Exercise: Whether an entry is long or short, retype it exactly.

Entries shown:
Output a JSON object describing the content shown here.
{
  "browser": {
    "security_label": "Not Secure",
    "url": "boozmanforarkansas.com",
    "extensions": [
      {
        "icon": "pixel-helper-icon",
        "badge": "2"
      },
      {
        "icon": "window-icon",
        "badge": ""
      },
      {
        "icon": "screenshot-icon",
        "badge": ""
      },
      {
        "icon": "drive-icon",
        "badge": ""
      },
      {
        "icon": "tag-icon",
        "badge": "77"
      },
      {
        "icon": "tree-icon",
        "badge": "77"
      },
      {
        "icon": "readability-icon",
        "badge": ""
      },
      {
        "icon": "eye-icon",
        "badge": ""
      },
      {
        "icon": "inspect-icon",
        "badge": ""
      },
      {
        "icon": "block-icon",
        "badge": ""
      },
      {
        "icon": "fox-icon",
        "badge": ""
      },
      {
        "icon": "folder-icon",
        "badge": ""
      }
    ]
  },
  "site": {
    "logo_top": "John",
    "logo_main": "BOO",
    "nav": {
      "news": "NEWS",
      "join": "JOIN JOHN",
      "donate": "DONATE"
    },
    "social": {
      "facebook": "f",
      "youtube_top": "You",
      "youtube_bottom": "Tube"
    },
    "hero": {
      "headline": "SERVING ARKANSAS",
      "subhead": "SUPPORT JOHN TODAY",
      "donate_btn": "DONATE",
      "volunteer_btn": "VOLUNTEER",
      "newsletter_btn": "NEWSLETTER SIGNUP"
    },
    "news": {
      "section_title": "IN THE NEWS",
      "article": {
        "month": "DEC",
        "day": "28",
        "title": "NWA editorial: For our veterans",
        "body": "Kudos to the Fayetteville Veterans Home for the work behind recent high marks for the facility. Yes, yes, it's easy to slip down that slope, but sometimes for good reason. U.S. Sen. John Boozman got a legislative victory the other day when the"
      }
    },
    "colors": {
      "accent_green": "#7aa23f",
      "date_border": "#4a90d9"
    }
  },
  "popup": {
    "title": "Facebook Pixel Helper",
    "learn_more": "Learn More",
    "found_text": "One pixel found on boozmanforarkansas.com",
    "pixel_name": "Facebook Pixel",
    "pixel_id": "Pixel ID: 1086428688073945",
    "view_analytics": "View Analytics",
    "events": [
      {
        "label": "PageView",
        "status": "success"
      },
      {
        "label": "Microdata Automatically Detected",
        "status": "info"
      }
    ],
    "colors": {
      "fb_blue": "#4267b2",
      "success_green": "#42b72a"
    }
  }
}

Finished task:
Output a JSON object describing the content shown here.
{
  "browser": {
    "security_label": "Not Secure",
    "url": "boozmanforarkansas.com",
    "extensions": [
      {
        "icon": "pixel-helper-icon",
        "badge": "2"
      },
      {
        "icon": "window-icon",
        "badge": ""
      },
      {
        "icon": "screenshot-icon",
        "badge": ""
      },
      {
        "icon": "drive-icon",
        "badge": ""
      },
      {
        "icon": "tag-icon",
        "badge": "77"
      },
      {
        "icon": "tree-icon",
        "badge": "77"
      },
      {
        "icon": "readability-icon",
        "badge": ""
      },
      {
        "icon": "eye-icon",
        "badge": ""
      },
      {
        "icon": "inspect-icon",
        "badge": ""
      },
      {
        "icon": "block-icon",
        "badge": ""
      },
      {
        "icon": "fox-icon",
        "badge": ""
      },
      {
        "icon": "folder-icon",
        "badge": ""
      }
    ]
  },
  "site": {
    "logo_top": "John",
    "logo_main": "BOO",
    "nav": {
      "news": "NEWS",
      "join": "JOIN JOHN",
      "donate": "DONATE"
    },
    "social": {
      "facebook": "f",
      "youtube_top": "You",
      "youtube_bottom": "Tube"
    },
    "hero": {
      "headline": "SERVING ARKANSAS",
      "subhead": "SUPPORT JOHN TODAY",
      "donate_btn": "DONATE",
      "volunteer_btn": "VOLUNTEER",
      "newsletter_btn": "NEWSLETTER SIGNUP"
    },
    "news": {
      "section_title": "IN THE NEWS",
      "article": {
        "month": "DEC",
        "day": "28",
        "title": "NWA editorial: For our veterans",
        "body": "Kudos to the Fayetteville Veterans Home for the work behind recent high marks for the facility. Yes, yes, it's easy to slip down that slope, but sometimes for good reason. U.S. Sen. John Boozman got a legislative victory the other day when the"
      }
    },
    "colors": {
      "accent_green": "#7aa23f",
      "date_border": "#4a90d9"
    }
  },
  "popup": {
    "title": "Facebook Pixel Helper",
    "learn_more": "Learn More",
    "found_text": "One pixel found on boozmanforarkansas.com",
    "pixel_name": "Facebook Pixel",
    "pixel_id": "Pixel ID: 1086428688073945",
    "view_analytics": "View Analytics",
    "events": [
      {
        "label": "PageView",
        "status": "success"
      },
      {
        "label": "Microdata Automatically Detected",
        "status": "info"
      }
    ],
    "colors": {
      "fb_blue": "#4267b2",
      "success_green": "#42b72a"
    }
  }
}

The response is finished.